■ EXERCISE MATERIAL ■
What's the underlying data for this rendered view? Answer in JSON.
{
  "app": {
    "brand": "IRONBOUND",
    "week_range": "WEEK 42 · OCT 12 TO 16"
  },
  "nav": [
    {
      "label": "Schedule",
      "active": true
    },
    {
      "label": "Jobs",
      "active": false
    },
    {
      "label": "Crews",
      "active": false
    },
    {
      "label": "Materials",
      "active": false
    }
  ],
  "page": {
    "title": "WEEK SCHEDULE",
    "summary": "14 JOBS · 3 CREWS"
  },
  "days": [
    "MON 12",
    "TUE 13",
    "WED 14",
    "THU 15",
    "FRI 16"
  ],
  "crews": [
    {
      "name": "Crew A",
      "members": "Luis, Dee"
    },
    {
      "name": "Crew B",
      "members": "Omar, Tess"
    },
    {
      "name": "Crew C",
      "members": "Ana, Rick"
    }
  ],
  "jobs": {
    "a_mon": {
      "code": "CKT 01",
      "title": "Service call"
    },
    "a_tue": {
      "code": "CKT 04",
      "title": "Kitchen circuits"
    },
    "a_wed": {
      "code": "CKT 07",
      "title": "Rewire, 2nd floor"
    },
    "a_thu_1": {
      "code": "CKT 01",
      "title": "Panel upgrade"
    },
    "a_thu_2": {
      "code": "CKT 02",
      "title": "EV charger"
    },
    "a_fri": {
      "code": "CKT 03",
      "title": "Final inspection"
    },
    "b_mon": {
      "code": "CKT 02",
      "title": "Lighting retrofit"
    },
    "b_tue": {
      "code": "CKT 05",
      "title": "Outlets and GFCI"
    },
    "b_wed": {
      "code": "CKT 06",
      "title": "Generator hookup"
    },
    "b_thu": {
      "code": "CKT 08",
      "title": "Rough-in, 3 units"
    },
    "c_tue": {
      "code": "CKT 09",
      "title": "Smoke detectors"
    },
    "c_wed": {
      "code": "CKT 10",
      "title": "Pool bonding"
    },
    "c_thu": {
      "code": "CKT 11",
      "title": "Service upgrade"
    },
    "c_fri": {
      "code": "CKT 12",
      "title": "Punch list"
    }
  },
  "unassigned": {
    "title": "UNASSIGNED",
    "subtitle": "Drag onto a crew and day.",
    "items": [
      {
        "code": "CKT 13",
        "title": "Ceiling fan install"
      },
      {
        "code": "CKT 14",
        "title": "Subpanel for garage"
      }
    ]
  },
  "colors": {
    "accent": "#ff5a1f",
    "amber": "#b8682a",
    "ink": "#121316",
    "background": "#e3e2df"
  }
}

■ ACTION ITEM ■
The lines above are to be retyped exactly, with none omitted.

■ REPLY TO THE TASK ■
What's the underlying data for this rendered view? Answer in JSON.
{
  "app": {
    "brand": "IRONBOUND",
    "week_range": "WEEK 42 · OCT 12 TO 16"
  },
  "nav": [
    {
      "label": "Schedule",
      "active": true
    },
    {
      "label": "Jobs",
      "active": false
    },
    {
      "label": "Crews",
      "active": false
    },
    {
      "label": "Materials",
      "active": false
    }
  ],
  "page": {
    "title": "WEEK SCHEDULE",
    "summary": "14 JOBS · 3 CREWS"
  },
  "days": [
    "MON 12",
    "TUE 13",
    "WED 14",
    "THU 15",
    "FRI 16"
  ],
  "crews": [
    {
      "name": "Crew A",
      "members": "Luis, Dee"
    },
    {
      "name": "Crew B",
      "members": "Omar, Tess"
    },
    {
      "name": "Crew C",
      "members": "Ana, Rick"
    }
  ],
  "jobs": {
    "a_mon": {
      "code": "CKT 01",
      "title": "Service call"
    },
    "a_tue": {
      "code": "CKT 04",
      "title": "Kitchen circuits"
    },
    "a_wed": {
      "code": "CKT 07",
      "title": "Rewire, 2nd floor"
    },
    "a_thu_1": {
      "code": "CKT 01",
      "title": "Panel upgrade"
    },
    "a_thu_2": {
      "code": "CKT 02",
      "title": "EV charger"
    },
    "a_fri": {
      "code": "CKT 03",
      "title": "Final inspection"
    },
    "b_mon": {
      "code": "CKT 02",
      "title": "Lighting retrofit"
    },
    "b_tue": {
      "code": "CKT 05",
      "title": "Outlets and GFCI"
    },
    "b_wed": {
      "code": "CKT 06",
      "title": "Generator hookup"
    },
    "b_thu": {
      "code": "CKT 08",
      "title": "Rough-in, 3 units"
    },
    "c_tue": {
      "code": "CKT 09",
      "title": "Smoke detectors"
    },
    "c_wed": {
      "code": "CKT 10",
      "title": "Pool bonding"
    },
    "c_thu": {
      "code": "CKT 11",
      "title": "Service upgrade"
    },
    "c_fri": {
      "code": "CKT 12",
      "title": "Punch list"
    }
  },
  "unassigned": {
    "title": "UNASSIGNED",
    "subtitle": "Drag onto a crew and day.",
    "items": [
      {
        "code": "CKT 13",
        "title": "Ceiling fan install"
      },
      {
        "code": "CKT 14",
        "title": "Subpanel for garage"
      }
    ]
  },
  "colors": {
    "accent": "#ff5a1f",
    "amber": "#b8682a",
    "ink": "#121316",
    "background": "#e3e2df"
  }
}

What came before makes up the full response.